- [WHAT YOU SHOULD DO]: In the listing below, find each line with the string "chevron" and report it.

- [MATERIAL SHOWN]:
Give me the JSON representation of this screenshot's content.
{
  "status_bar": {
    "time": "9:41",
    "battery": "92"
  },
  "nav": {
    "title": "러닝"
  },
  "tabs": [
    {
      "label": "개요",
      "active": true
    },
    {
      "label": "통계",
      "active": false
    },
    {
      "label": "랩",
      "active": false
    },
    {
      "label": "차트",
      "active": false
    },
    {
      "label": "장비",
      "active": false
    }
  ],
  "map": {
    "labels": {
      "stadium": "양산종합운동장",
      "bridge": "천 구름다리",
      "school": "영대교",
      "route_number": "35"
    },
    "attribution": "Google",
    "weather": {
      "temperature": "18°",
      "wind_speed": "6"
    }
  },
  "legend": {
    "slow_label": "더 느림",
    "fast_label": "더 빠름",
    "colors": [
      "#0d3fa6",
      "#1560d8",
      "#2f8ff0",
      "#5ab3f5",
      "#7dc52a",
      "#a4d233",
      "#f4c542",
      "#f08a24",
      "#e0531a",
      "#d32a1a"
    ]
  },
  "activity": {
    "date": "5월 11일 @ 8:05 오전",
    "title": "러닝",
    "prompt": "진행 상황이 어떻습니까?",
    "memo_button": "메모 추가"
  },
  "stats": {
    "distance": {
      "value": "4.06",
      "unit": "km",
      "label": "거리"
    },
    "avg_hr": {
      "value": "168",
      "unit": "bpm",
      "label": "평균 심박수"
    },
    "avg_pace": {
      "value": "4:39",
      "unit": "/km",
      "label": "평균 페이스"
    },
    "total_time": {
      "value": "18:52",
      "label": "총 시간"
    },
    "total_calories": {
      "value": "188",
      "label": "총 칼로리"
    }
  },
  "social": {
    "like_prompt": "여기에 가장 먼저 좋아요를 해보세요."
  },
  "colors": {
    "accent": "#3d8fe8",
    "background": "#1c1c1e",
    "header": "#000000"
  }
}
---
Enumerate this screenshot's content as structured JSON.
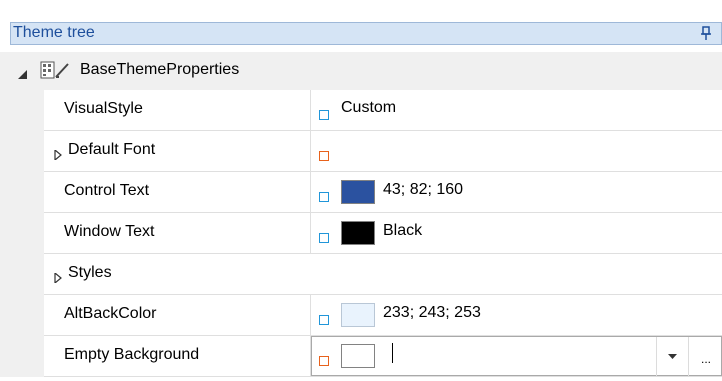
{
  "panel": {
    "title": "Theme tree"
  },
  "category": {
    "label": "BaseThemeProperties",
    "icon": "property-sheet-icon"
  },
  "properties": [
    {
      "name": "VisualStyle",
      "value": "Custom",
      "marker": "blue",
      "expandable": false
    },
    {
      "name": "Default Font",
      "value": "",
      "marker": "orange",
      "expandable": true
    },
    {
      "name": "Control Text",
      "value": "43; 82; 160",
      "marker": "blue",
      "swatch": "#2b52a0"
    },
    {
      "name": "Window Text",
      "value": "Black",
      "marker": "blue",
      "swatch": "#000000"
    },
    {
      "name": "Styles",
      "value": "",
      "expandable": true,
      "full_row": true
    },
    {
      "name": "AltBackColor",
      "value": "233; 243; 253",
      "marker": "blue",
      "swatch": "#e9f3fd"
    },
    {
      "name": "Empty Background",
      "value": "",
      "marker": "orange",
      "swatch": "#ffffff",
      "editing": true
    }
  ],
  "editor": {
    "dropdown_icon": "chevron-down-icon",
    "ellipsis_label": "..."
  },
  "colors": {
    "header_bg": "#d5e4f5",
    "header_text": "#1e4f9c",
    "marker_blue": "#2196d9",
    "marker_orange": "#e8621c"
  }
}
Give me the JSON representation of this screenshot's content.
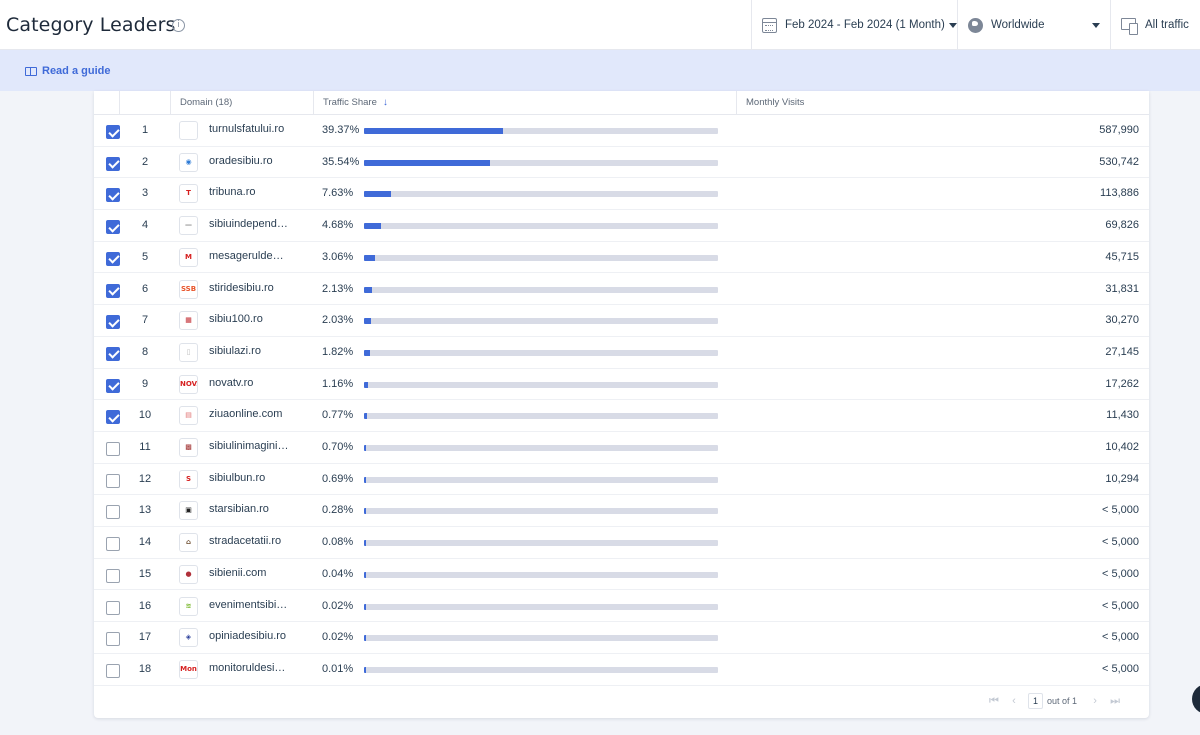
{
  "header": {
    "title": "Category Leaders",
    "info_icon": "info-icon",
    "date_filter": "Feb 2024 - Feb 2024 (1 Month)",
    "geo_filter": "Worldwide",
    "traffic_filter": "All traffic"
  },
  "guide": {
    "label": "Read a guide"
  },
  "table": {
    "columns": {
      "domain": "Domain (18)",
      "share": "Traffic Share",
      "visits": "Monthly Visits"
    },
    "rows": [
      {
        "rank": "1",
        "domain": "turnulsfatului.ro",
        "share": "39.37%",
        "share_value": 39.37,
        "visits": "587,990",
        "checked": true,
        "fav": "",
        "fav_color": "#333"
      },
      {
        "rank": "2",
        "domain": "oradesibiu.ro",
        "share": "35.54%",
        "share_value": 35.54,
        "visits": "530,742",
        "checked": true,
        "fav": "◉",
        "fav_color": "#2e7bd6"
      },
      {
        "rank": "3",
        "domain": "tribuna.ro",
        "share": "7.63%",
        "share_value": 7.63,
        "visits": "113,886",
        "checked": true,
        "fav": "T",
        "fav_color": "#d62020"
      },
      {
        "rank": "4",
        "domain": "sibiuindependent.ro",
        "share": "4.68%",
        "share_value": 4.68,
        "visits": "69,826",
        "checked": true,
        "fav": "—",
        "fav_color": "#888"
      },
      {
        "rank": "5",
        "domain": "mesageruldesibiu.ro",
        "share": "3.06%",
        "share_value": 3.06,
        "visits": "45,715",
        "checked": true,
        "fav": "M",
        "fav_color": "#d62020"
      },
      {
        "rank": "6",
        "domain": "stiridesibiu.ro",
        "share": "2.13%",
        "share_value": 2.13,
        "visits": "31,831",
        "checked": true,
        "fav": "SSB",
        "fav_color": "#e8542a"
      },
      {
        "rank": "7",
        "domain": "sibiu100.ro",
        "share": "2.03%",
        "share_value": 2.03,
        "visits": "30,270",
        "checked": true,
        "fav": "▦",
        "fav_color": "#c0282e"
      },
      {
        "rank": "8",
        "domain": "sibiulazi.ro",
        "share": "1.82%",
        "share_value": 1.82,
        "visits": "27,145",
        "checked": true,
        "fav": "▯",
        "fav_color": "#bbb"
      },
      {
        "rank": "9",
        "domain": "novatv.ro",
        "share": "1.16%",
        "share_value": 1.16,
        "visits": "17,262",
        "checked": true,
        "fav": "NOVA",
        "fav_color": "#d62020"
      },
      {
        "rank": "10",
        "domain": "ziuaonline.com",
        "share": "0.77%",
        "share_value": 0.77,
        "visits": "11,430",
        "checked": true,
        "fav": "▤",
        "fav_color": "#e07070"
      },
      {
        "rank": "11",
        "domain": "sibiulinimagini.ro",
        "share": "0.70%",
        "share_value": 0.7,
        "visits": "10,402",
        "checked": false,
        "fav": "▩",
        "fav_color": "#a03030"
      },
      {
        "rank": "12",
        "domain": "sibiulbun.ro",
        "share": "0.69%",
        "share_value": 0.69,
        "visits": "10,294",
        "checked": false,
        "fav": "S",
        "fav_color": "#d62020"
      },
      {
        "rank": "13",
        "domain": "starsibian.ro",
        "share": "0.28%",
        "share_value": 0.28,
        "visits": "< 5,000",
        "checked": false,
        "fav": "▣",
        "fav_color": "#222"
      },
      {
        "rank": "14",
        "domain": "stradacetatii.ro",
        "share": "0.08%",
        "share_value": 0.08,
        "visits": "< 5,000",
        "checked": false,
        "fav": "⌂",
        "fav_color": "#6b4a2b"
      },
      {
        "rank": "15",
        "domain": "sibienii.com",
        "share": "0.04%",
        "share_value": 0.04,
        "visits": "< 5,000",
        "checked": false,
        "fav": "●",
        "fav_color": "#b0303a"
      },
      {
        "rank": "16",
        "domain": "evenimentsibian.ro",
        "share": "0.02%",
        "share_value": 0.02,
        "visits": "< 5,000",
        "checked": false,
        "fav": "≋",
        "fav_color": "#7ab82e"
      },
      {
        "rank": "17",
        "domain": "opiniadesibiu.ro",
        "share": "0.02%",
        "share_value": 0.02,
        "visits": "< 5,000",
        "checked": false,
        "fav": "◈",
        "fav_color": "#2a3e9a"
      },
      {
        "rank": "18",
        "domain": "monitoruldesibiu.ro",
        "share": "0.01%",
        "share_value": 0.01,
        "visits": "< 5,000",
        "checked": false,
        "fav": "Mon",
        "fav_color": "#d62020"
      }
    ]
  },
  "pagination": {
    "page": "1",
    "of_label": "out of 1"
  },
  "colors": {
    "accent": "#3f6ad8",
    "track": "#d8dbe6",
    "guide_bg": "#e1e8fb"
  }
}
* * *
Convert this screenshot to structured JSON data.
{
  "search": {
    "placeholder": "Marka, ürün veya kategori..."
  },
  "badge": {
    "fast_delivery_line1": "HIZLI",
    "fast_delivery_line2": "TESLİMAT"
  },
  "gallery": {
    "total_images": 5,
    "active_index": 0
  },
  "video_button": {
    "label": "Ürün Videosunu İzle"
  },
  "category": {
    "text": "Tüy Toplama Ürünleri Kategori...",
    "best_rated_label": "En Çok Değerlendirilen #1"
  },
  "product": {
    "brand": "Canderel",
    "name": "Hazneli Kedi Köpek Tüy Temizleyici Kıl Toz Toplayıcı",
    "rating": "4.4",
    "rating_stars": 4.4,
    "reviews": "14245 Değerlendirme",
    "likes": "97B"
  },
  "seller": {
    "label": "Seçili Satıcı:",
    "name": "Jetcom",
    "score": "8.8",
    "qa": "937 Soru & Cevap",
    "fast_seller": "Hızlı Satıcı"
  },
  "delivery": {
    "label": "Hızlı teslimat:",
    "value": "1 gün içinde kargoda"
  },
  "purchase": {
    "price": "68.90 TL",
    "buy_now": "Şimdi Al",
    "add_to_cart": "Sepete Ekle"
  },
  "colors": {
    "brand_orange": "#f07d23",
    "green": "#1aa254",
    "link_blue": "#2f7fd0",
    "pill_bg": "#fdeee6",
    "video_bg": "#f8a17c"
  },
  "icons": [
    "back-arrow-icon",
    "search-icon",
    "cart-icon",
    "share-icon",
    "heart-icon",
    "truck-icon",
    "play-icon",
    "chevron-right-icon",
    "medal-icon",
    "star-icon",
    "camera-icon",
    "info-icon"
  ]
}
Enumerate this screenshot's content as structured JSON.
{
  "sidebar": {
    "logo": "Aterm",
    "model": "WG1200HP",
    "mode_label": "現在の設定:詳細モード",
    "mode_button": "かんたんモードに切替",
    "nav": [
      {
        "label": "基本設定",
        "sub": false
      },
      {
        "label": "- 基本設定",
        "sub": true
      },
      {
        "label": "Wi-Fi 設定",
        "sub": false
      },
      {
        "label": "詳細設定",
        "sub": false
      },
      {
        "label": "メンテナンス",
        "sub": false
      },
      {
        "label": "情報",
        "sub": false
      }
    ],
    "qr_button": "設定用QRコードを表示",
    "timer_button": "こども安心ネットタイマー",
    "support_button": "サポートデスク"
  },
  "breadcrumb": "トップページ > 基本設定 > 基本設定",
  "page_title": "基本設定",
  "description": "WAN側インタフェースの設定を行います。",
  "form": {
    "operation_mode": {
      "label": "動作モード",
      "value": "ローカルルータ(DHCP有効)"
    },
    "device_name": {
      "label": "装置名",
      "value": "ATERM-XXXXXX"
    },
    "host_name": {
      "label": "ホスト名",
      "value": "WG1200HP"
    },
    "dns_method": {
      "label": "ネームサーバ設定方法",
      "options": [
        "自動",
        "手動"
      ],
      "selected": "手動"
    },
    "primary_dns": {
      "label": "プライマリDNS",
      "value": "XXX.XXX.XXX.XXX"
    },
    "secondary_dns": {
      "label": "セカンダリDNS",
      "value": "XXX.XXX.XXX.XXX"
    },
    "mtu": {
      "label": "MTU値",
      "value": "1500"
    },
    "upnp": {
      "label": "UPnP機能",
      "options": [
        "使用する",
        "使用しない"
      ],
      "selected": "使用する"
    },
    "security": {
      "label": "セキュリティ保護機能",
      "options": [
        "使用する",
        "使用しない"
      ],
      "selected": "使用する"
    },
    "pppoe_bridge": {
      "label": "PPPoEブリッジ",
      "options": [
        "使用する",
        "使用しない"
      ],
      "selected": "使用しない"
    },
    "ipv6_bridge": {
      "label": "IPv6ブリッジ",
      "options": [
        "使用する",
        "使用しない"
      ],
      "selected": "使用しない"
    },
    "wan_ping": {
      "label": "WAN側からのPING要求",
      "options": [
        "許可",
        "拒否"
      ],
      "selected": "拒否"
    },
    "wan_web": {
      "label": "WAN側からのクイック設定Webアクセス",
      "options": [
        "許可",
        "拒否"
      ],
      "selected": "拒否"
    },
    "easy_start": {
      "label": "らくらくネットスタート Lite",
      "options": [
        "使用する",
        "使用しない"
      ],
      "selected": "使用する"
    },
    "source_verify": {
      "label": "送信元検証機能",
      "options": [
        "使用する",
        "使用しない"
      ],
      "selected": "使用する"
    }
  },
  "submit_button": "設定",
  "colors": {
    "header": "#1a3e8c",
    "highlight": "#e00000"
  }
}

- [RESPONSE TO THE EXERCISE]:
    "dropdown_icon": "chevron-down-icon",
    "chevron-right-icon",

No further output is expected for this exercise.